I don’t wear chaps, ride a Harley, or own a power suit, but I have been called a strong woman.
She’s bright and bold and blonde. The recent college grad with brave determination and golden locks asked a serious question at our Propel Women curriculum recording. In a room full of women in the marketplace, ministry, and motherhood, she asked a question about being strong. But not in the sense of physical fortitude; she had been called a strong woman and wrestled with the implication that it was a bad thing.
The two words independently are positive.
But when strung together, the pejorative tone and negative tenure makes one feel that if you are called a strong woman, you might as well be labelled bully, beastly, or brutal.
The question was answered in the round table discussion of which I was a part, but because of time, I couldn’t proffer a response. However, her question gnawed at me because I’m not sure we are providing language for the next generation that is aptly equipping them to be who they are created to be.
I don’t wear chaps, ride a Harley, or own a power suit, but I have been called a strong woman. Like the college student had stated, the label wasn’t an identifier more than it was an insult. I was devastated by the comment and clearly the one who said it was threatened by my assertion and authority. Not wanting to be perceived as a woman out of line or mongering for power, I wilted and tried being meek and mild. [Somehow meek and mild are feminine characteristics, instead of biblical attributes, but whatevs.]
Ten years later, as a employee of a global NGO, Creative Director, pastor’s wife, and stepmom, I have appropriated the label of strong woman to be an honor, not an insult. Let me explain.
Language is interesting and intent is everything. When Christ ascended to heaven and His followers walked the earth proclaiming His power, the public and those in power referred to Jesus’ followers as “those Christians,” followers of Christ. It was intended to be mean. It was intended to embarrassing. It was intended to be hurtful.

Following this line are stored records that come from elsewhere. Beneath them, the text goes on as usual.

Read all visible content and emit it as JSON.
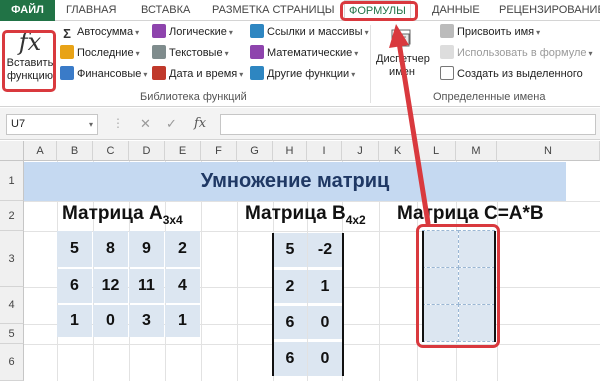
{
  "menu": {
    "tabs": [
      "ФАЙЛ",
      "ГЛАВНАЯ",
      "ВСТАВКА",
      "РАЗМЕТКА СТРАНИЦЫ",
      "ФОРМУЛЫ",
      "ДАННЫЕ",
      "РЕЦЕНЗИРОВАНИЕ"
    ],
    "active": "ФОРМУЛЫ"
  },
  "ribbon": {
    "insert_function": {
      "icon": "fx",
      "label1": "Вставить",
      "label2": "функцию"
    },
    "library": {
      "col1": [
        "Автосумма",
        "Последние",
        "Финансовые"
      ],
      "col2": [
        "Логические",
        "Текстовые",
        "Дата и время"
      ],
      "col3": [
        "Ссылки и массивы",
        "Математические",
        "Другие функции"
      ],
      "label": "Библиотека функций"
    },
    "dispatcher": {
      "label1": "Диспетчер",
      "label2": "имен"
    },
    "names": {
      "items": [
        "Присвоить имя",
        "Использовать в формуле",
        "Создать из выделенного"
      ],
      "label": "Определенные имена"
    }
  },
  "formula_bar": {
    "cell": "U7",
    "fx": "fx",
    "cancel": "✕",
    "enter": "✓"
  },
  "grid": {
    "columns": [
      "A",
      "B",
      "C",
      "D",
      "E",
      "F",
      "G",
      "H",
      "I",
      "J",
      "K",
      "L",
      "M",
      "N"
    ],
    "rows": [
      "1",
      "2",
      "3",
      "4",
      "5",
      "6"
    ]
  },
  "sheet": {
    "title": "Умножение матриц",
    "matrix_a": {
      "label": "Матрица A",
      "sub": "3x4",
      "rows": [
        [
          "5",
          "8",
          "9",
          "2"
        ],
        [
          "6",
          "12",
          "11",
          "4"
        ],
        [
          "1",
          "0",
          "3",
          "1"
        ]
      ]
    },
    "matrix_b": {
      "label": "Матрица B",
      "sub": "4x2",
      "rows": [
        [
          "5",
          "-2"
        ],
        [
          "2",
          "1"
        ],
        [
          "6",
          "0"
        ],
        [
          "6",
          "0"
        ]
      ]
    },
    "matrix_c": {
      "label": "Матрица C=A*B"
    }
  },
  "colors": {
    "accent": "#217346",
    "callout": "#d9393e",
    "title_band": "#c5d9f1",
    "matrix_fill": "#dce6f1"
  }
}
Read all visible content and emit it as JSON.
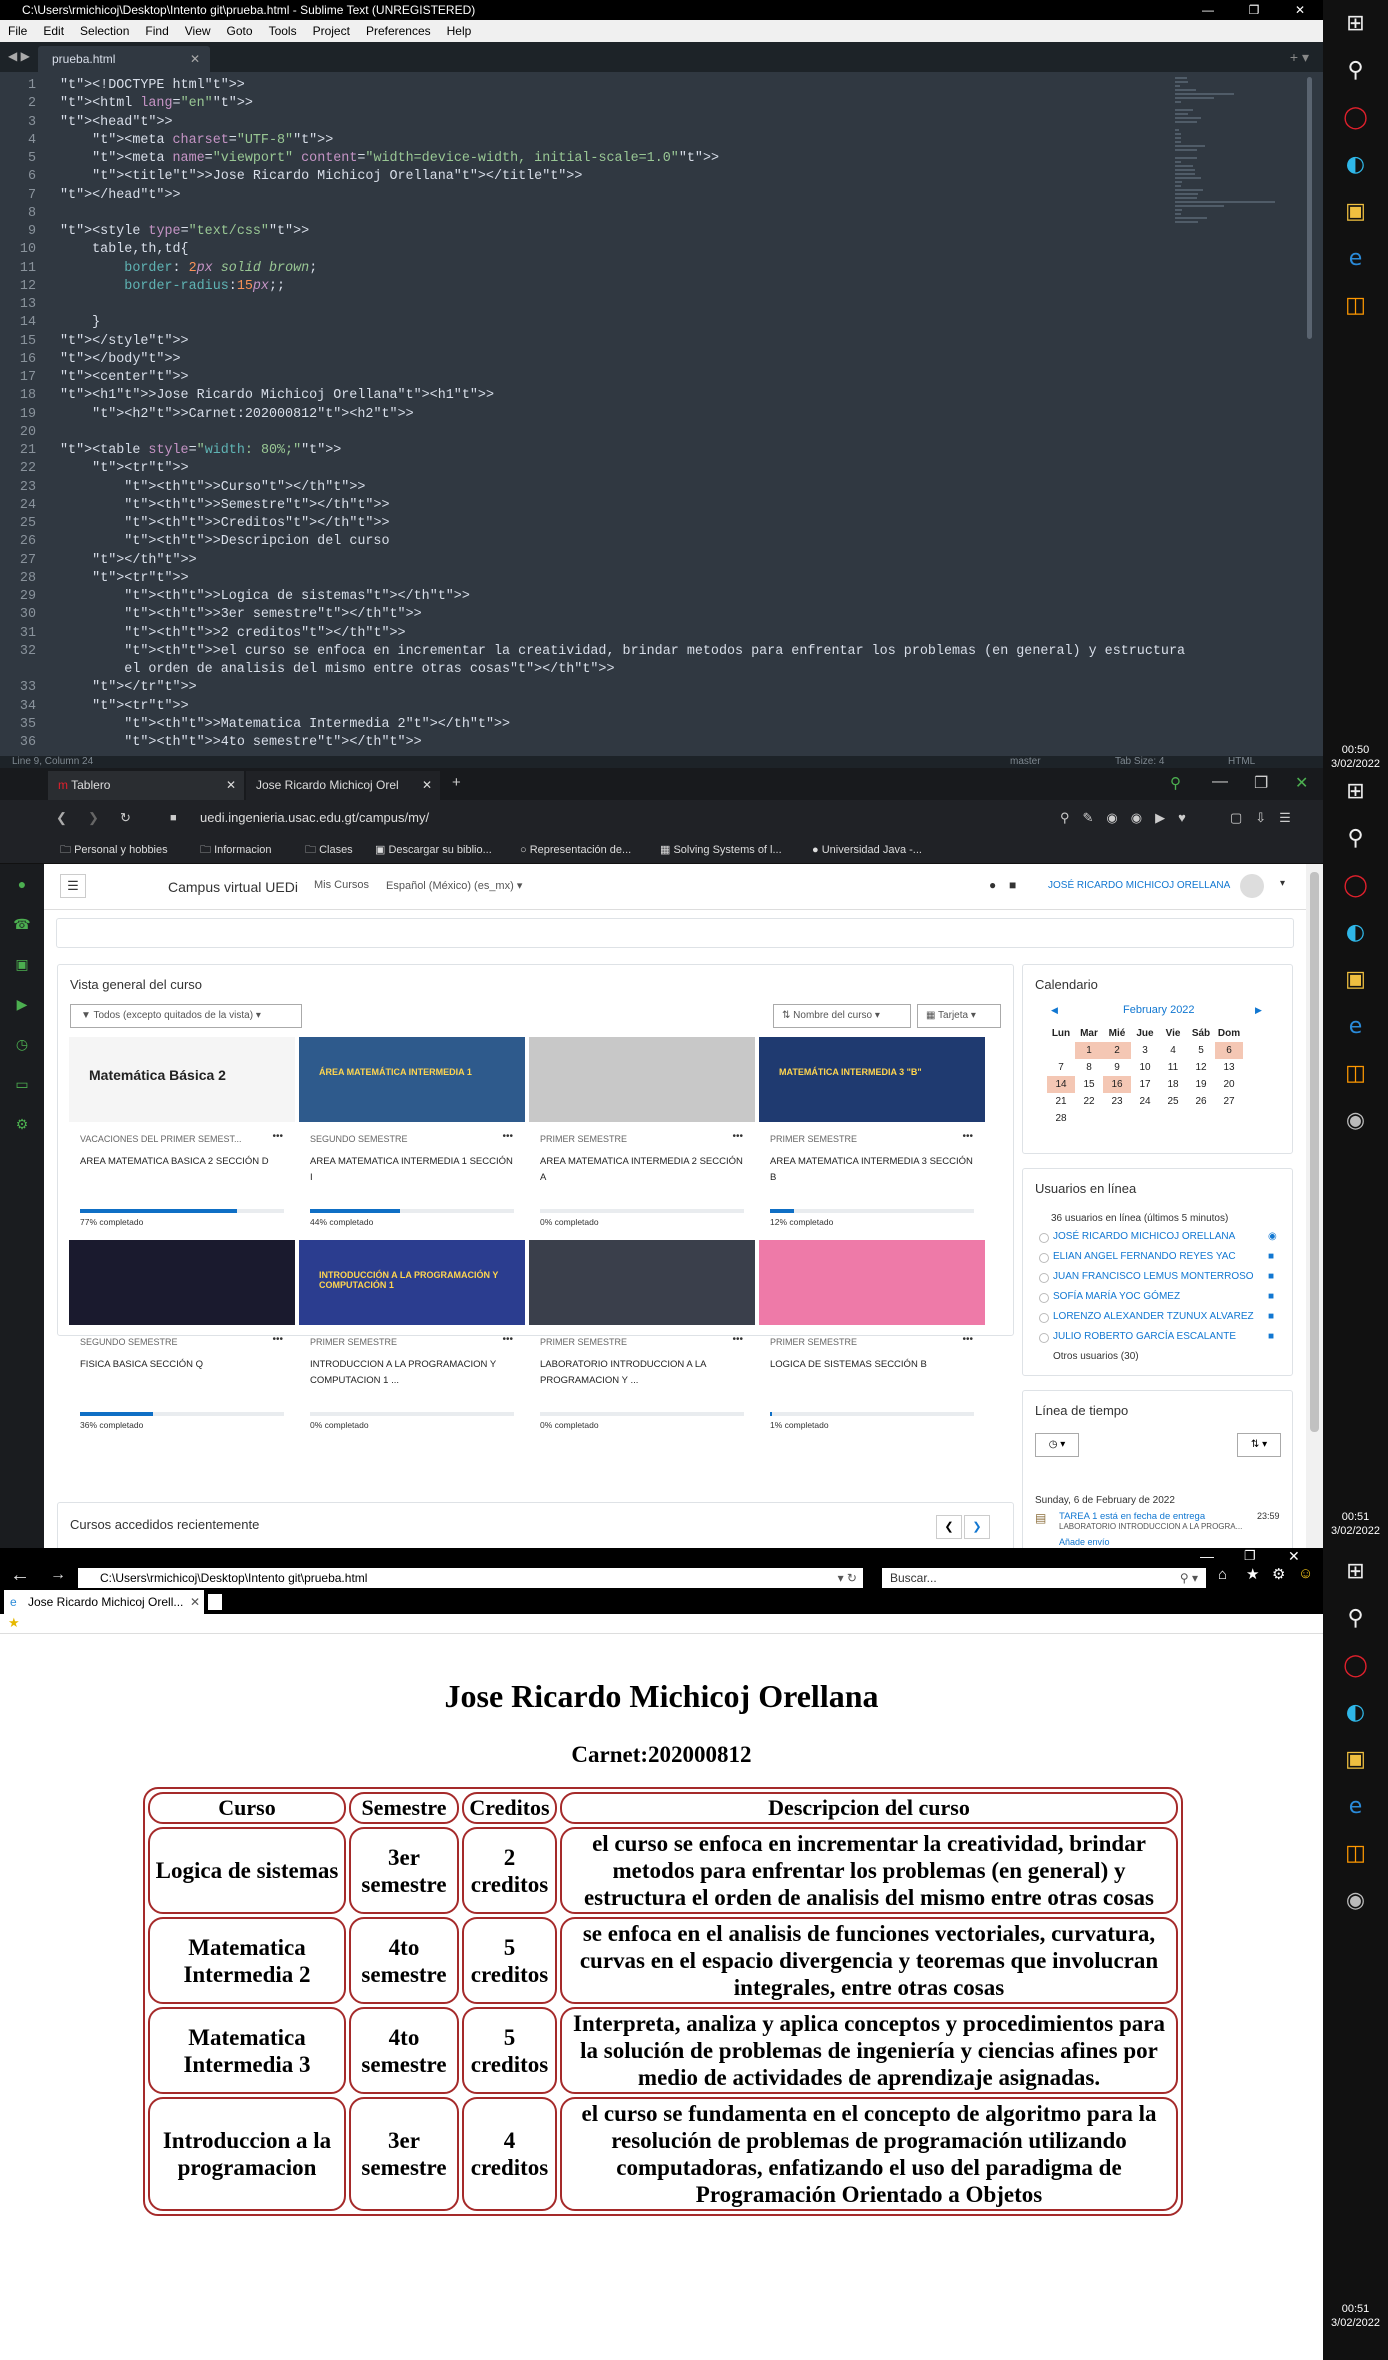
{
  "sublime": {
    "title": "C:\\Users\\rmichicoj\\Desktop\\Intento git\\prueba.html - Sublime Text (UNREGISTERED)",
    "menu": [
      "File",
      "Edit",
      "Selection",
      "Find",
      "View",
      "Goto",
      "Tools",
      "Project",
      "Preferences",
      "Help"
    ],
    "tab": "prueba.html",
    "status_left": "Line 9, Column 24",
    "status_branch": "master",
    "status_tab": "Tab Size: 4",
    "status_syntax": "HTML",
    "code_lines": [
      {
        "n": "1",
        "t": "<!DOCTYPE html>"
      },
      {
        "n": "2",
        "t": "<html lang=\"en\">"
      },
      {
        "n": "3",
        "t": "<head>"
      },
      {
        "n": "4",
        "t": "    <meta charset=\"UTF-8\">"
      },
      {
        "n": "5",
        "t": "    <meta name=\"viewport\" content=\"width=device-width, initial-scale=1.0\">"
      },
      {
        "n": "6",
        "t": "    <title>Jose Ricardo Michicoj Orellana</title>"
      },
      {
        "n": "7",
        "t": "</head>"
      },
      {
        "n": "8",
        "t": ""
      },
      {
        "n": "9",
        "t": "<style type=\"text/css\">"
      },
      {
        "n": "10",
        "t": "    table,th,td{"
      },
      {
        "n": "11",
        "t": "        border: 2px solid brown;"
      },
      {
        "n": "12",
        "t": "        border-radius:15px;;"
      },
      {
        "n": "13",
        "t": ""
      },
      {
        "n": "14",
        "t": "    }"
      },
      {
        "n": "15",
        "t": "</style>"
      },
      {
        "n": "16",
        "t": "</body>"
      },
      {
        "n": "17",
        "t": "<center>"
      },
      {
        "n": "18",
        "t": "<h1>Jose Ricardo Michicoj Orellana<h1>"
      },
      {
        "n": "19",
        "t": "    <h2>Carnet:202000812<h2>"
      },
      {
        "n": "20",
        "t": ""
      },
      {
        "n": "21",
        "t": "<table style=\"width: 80%;\">"
      },
      {
        "n": "22",
        "t": "    <tr>"
      },
      {
        "n": "23",
        "t": "        <th>Curso</th>"
      },
      {
        "n": "24",
        "t": "        <th>Semestre</th>"
      },
      {
        "n": "25",
        "t": "        <th>Creditos</th>"
      },
      {
        "n": "26",
        "t": "        <th>Descripcion del curso"
      },
      {
        "n": "27",
        "t": "    </th>"
      },
      {
        "n": "28",
        "t": "    <tr>"
      },
      {
        "n": "29",
        "t": "        <th>Logica de sistemas</th>"
      },
      {
        "n": "30",
        "t": "        <th>3er semestre</th>"
      },
      {
        "n": "31",
        "t": "        <th>2 creditos</th>"
      },
      {
        "n": "32",
        "t": "        <th>el curso se enfoca en incrementar la creatividad, brindar metodos para enfrentar los problemas (en general) y estructura"
      },
      {
        "n": "",
        "t": "        el orden de analisis del mismo entre otras cosas</th>"
      },
      {
        "n": "33",
        "t": "    </tr>"
      },
      {
        "n": "34",
        "t": "    <tr>"
      },
      {
        "n": "35",
        "t": "        <th>Matematica Intermedia 2</th>"
      },
      {
        "n": "36",
        "t": "        <th>4to semestre</th>"
      }
    ]
  },
  "taskbar": {
    "clock1_time": "00:50",
    "clock1_date": "3/02/2022",
    "clock2_time": "00:51",
    "clock2_date": "3/02/2022",
    "clock3_time": "00:51",
    "clock3_date": "3/02/2022"
  },
  "moodle_browser": {
    "tab1": "Tablero",
    "tab2": "Jose Ricardo Michicoj Orel",
    "url": "uedi.ingenieria.usac.edu.gt/campus/my/",
    "bookmarks": [
      "Personal y hobbies",
      "Informacion",
      "Clases",
      "Descargar su biblio...",
      "Representación de...",
      "Solving Systems of l...",
      "Universidad Java -..."
    ],
    "site_name": "Campus virtual UEDi",
    "nav_my_courses": "Mis Cursos",
    "nav_lang": "Español (México) (es_mx)",
    "user_name": "JOSÉ RICARDO MICHICOJ ORELLANA",
    "overview_title": "Vista general del curso",
    "filter_label": "Todos (excepto quitados de la vista)",
    "sort_label": "Nombre del curso",
    "view_label": "Tarjeta",
    "courses": [
      {
        "cat": "VACACIONES DEL PRIMER SEMEST...",
        "name": "AREA MATEMATICA BASICA 2 Sección D",
        "progress": "77% completado",
        "pct": 77,
        "img": "Matemática Básica 2"
      },
      {
        "cat": "SEGUNDO SEMESTRE",
        "name": "AREA MATEMATICA INTERMEDIA 1 Sección I",
        "progress": "44% completado",
        "pct": 44,
        "img": "ÁREA MATEMÁTICA INTERMEDIA 1"
      },
      {
        "cat": "PRIMER SEMESTRE",
        "name": "AREA MATEMATICA INTERMEDIA 2 Sección A",
        "progress": "0% completado",
        "pct": 0,
        "img": ""
      },
      {
        "cat": "PRIMER SEMESTRE",
        "name": "AREA MATEMATICA INTERMEDIA 3 Sección B",
        "progress": "12% completado",
        "pct": 12,
        "img": "MATEMÁTICA INTERMEDIA 3 \"B\""
      },
      {
        "cat": "SEGUNDO SEMESTRE",
        "name": "FISICA BASICA Sección Q",
        "progress": "36% completado",
        "pct": 36,
        "img": ""
      },
      {
        "cat": "PRIMER SEMESTRE",
        "name": "INTRODUCCION A LA PROGRAMACION Y COMPUTACION 1 ...",
        "progress": "0% completado",
        "pct": 0,
        "img": "INTRODUCCIÓN A LA PROGRAMACIÓN Y COMPUTACIÓN 1"
      },
      {
        "cat": "PRIMER SEMESTRE",
        "name": "LABORATORIO INTRODUCCION A LA PROGRAMACION Y ...",
        "progress": "0% completado",
        "pct": 0,
        "img": ""
      },
      {
        "cat": "PRIMER SEMESTRE",
        "name": "LOGICA DE SISTEMAS Sección B",
        "progress": "1% completado",
        "pct": 1,
        "img": ""
      }
    ],
    "recent_title": "Cursos accedidos recientemente",
    "calendar": {
      "title": "Calendario",
      "month": "February 2022",
      "days": [
        "Lun",
        "Mar",
        "Mié",
        "Jue",
        "Vie",
        "Sáb",
        "Dom"
      ],
      "weeks": [
        [
          "",
          "1",
          "2",
          "3",
          "4",
          "5",
          "6"
        ],
        [
          "7",
          "8",
          "9",
          "10",
          "11",
          "12",
          "13"
        ],
        [
          "14",
          "15",
          "16",
          "17",
          "18",
          "19",
          "20"
        ],
        [
          "21",
          "22",
          "23",
          "24",
          "25",
          "26",
          "27"
        ],
        [
          "28",
          "",
          "",
          "",
          "",
          "",
          ""
        ]
      ]
    },
    "online": {
      "title": "Usuarios en línea",
      "summary": "36 usuarios en línea (últimos 5 minutos)",
      "users": [
        "JOSÉ RICARDO MICHICOJ ORELLANA",
        "ELIAN ANGEL FERNANDO REYES YAC",
        "JUAN FRANCISCO LEMUS MONTERROSO",
        "SOFÍA MARÍA YOC GÓMEZ",
        "LORENZO ALEXANDER TZUNUX ALVAREZ",
        "JULIO ROBERTO GARCÍA ESCALANTE"
      ],
      "others": "Otros usuarios (30)"
    },
    "timeline": {
      "title": "Línea de tiempo",
      "date": "Sunday, 6 de February de 2022",
      "event": "TAREA 1 está en fecha de entrega",
      "event_course": "LABORATORIO INTRODUCCION A LA PROGRA...",
      "event_time": "23:59",
      "event_more": "Añade envío"
    }
  },
  "ie_browser": {
    "address": "C:\\Users\\rmichicoj\\Desktop\\Intento git\\prueba.html",
    "search_placeholder": "Buscar...",
    "tab": "Jose Ricardo Michicoj Orell...",
    "heading": "Jose Ricardo Michicoj Orellana",
    "carnet": "Carnet:202000812",
    "headers": [
      "Curso",
      "Semestre",
      "Creditos",
      "Descripcion del curso"
    ],
    "rows": [
      [
        "Logica de sistemas",
        "3er semestre",
        "2 creditos",
        "el curso se enfoca en incrementar la creatividad, brindar metodos para enfrentar los problemas (en general) y estructura el orden de analisis del mismo entre otras cosas"
      ],
      [
        "Matematica Intermedia 2",
        "4to semestre",
        "5 creditos",
        "se enfoca en el analisis de funciones vectoriales, curvatura, curvas en el espacio divergencia y teoremas que involucran integrales, entre otras cosas"
      ],
      [
        "Matematica Intermedia 3",
        "4to semestre",
        "5 creditos",
        "Interpreta, analiza y aplica conceptos y procedimientos para la solución de problemas de ingeniería y ciencias afines por medio de actividades de aprendizaje asignadas."
      ],
      [
        "Introduccion a la programacion",
        "3er semestre",
        "4 creditos",
        "el curso se fundamenta en el concepto de algoritmo para la resolución de problemas de programación utilizando computadoras, enfatizando el uso del paradigma de Programación Orientado a Objetos"
      ]
    ]
  }
}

But–to quote Joseph in Genesis 50:20–what people intended for evil, God will use for good. The pejorative term Christian is now the label I proudly wear. I am unabashedly a follower of Christ and wear the title with pride.
In the 1950s, our African-American brothers and sisters were called ni**ers as a term to slur and shame. But appropriation is a powerful thing! Around the 70s and 80s, artists, writers, and progessives began to reclaim the word and today the term is used from a platform of ownership over language and redefining intent. [Note: some still have an aversion to this word and I do not endorse or use this word, but for sake of appropriation, it’s a good example.]
When we appropriate language and create context, we can take a word that was meant to dishonor and appropriate it in a way that provides camaraderie and clarity.
I’m no longer offended or hurt when someone refers to me as a strong woman, because I am a strong woman. I’m unwavering in my convictions, committed to truth, fiercely determined, and unable to be silenced when God is urging me to speak.Melinda Gates once said, “A woman with a voice is by definition a strong woman. But the search to find that voice can be remarkably difficult.” To those who feel silenced, squashed, or scared, be Christlike and be confident. Christlike in our actions and confident in our convictions.
We are living out Joel 2:28-29 and I refuse to wilt in a time where women are to rise.
Who is a strong woman? YOU are a strong woman. Act like it.